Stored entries
Segment Open

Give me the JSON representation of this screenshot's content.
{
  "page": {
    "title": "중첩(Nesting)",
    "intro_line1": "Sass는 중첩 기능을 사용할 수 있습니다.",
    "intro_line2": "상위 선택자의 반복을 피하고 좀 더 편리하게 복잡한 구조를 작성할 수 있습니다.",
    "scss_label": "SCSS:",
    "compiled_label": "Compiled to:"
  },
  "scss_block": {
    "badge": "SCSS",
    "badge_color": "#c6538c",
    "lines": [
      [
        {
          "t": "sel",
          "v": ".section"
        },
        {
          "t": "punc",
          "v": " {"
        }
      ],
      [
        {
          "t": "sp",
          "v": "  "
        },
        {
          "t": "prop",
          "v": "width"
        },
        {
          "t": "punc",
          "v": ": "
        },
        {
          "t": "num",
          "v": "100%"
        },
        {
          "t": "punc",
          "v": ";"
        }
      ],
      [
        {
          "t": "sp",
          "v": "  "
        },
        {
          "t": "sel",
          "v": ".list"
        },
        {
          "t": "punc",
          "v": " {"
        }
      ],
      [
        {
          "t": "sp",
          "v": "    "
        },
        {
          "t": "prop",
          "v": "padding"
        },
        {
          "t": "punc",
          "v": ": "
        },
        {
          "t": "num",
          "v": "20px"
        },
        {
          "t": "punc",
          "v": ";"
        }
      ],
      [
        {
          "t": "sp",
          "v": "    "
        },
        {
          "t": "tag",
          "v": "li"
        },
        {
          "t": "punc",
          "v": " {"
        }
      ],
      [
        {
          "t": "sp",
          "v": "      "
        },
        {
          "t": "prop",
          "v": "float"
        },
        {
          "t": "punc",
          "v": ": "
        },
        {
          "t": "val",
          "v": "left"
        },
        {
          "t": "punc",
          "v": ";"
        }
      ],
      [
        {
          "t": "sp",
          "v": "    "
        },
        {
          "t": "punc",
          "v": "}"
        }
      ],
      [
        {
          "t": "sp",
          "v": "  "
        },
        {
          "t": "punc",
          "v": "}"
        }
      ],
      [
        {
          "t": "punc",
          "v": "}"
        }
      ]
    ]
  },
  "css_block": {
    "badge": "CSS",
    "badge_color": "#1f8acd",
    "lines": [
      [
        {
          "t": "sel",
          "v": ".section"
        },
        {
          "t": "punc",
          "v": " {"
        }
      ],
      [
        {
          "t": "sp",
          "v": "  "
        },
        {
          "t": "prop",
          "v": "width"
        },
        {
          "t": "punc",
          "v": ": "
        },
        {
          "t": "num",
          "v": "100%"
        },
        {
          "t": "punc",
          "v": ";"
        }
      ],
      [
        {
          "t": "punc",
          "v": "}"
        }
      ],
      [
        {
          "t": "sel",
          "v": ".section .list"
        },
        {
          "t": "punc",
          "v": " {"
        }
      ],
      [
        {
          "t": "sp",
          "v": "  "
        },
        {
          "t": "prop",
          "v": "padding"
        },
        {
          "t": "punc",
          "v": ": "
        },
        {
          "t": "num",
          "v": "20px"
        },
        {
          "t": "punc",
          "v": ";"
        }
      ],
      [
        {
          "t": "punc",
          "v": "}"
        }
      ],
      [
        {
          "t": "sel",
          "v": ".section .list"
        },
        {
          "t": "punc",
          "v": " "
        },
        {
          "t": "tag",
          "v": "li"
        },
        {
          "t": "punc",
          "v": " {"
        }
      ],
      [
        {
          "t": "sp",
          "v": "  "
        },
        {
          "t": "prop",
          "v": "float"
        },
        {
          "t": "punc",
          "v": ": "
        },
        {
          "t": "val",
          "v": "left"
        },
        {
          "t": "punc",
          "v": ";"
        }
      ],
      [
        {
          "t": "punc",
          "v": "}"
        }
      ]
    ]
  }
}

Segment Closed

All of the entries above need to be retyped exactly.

WRITTEN ANSWER:
Give me the JSON representation of this screenshot's content.
{
  "page": {
    "title": "중첩(Nesting)",
    "intro_line1": "Sass는 중첩 기능을 사용할 수 있습니다.",
    "intro_line2": "상위 선택자의 반복을 피하고 좀 더 편리하게 복잡한 구조를 작성할 수 있습니다.",
    "scss_label": "SCSS:",
    "compiled_label": "Compiled to:"
  },
  "scss_block": {
    "badge": "SCSS",
    "badge_color": "#c6538c",
    "lines": [
      [
        {
          "t": "sel",
          "v": ".section"
        },
        {
          "t": "punc",
          "v": " {"
        }
      ],
      [
        {
          "t": "sp",
          "v": "  "
        },
        {
          "t": "prop",
          "v": "width"
        },
        {
          "t": "punc",
          "v": ": "
        },
        {
          "t": "num",
          "v": "100%"
        },
        {
          "t": "punc",
          "v": ";"
        }
      ],
      [
        {
          "t": "sp",
          "v": "  "
        },
        {
          "t": "sel",
          "v": ".list"
        },
        {
          "t": "punc",
          "v": " {"
        }
      ],
      [
        {
          "t": "sp",
          "v": "    "
        },
        {
          "t": "prop",
          "v": "padding"
        },
        {
          "t": "punc",
          "v": ": "
        },
        {
          "t": "num",
          "v": "20px"
        },
        {
          "t": "punc",
          "v": ";"
        }
      ],
      [
        {
          "t": "sp",
          "v": "    "
        },
        {
          "t": "tag",
          "v": "li"
        },
        {
          "t": "punc",
          "v": " {"
        }
      ],
      [
        {
          "t": "sp",
          "v": "      "
        },
        {
          "t": "prop",
          "v": "float"
        },
        {
          "t": "punc",
          "v": ": "
        },
        {
          "t": "val",
          "v": "left"
        },
        {
          "t": "punc",
          "v": ";"
        }
      ],
      [
        {
          "t": "sp",
          "v": "    "
        },
        {
          "t": "punc",
          "v": "}"
        }
      ],
      [
        {
          "t": "sp",
          "v": "  "
        },
        {
          "t": "punc",
          "v": "}"
        }
      ],
      [
        {
          "t": "punc",
          "v": "}"
        }
      ]
    ]
  },
  "css_block": {
    "badge": "CSS",
    "badge_color": "#1f8acd",
    "lines": [
      [
        {
          "t": "sel",
          "v": ".section"
        },
        {
          "t": "punc",
          "v": " {"
        }
      ],
      [
        {
          "t": "sp",
          "v": "  "
        },
        {
          "t": "prop",
          "v": "width"
        },
        {
          "t": "punc",
          "v": ": "
        },
        {
          "t": "num",
          "v": "100%"
        },
        {
          "t": "punc",
          "v": ";"
        }
      ],
      [
        {
          "t": "punc",
          "v": "}"
        }
      ],
      [
        {
          "t": "sel",
          "v": ".section .list"
        },
        {
          "t": "punc",
          "v": " {"
        }
      ],
      [
        {
          "t": "sp",
          "v": "  "
        },
        {
          "t": "prop",
          "v": "padding"
        },
        {
          "t": "punc",
          "v": ": "
        },
        {
          "t": "num",
          "v": "20px"
        },
        {
          "t": "punc",
          "v": ";"
        }
      ],
      [
        {
          "t": "punc",
          "v": "}"
        }
      ],
      [
        {
          "t": "sel",
          "v": ".section .list"
        },
        {
          "t": "punc",
          "v": " "
        },
        {
          "t": "tag",
          "v": "li"
        },
        {
          "t": "punc",
          "v": " {"
        }
      ],
      [
        {
          "t": "sp",
          "v": "  "
        },
        {
          "t": "prop",
          "v": "float"
        },
        {
          "t": "punc",
          "v": ": "
        },
        {
          "t": "val",
          "v": "left"
        },
        {
          "t": "punc",
          "v": ";"
        }
      ],
      [
        {
          "t": "punc",
          "v": "}"
        }
      ]
    ]
  }
}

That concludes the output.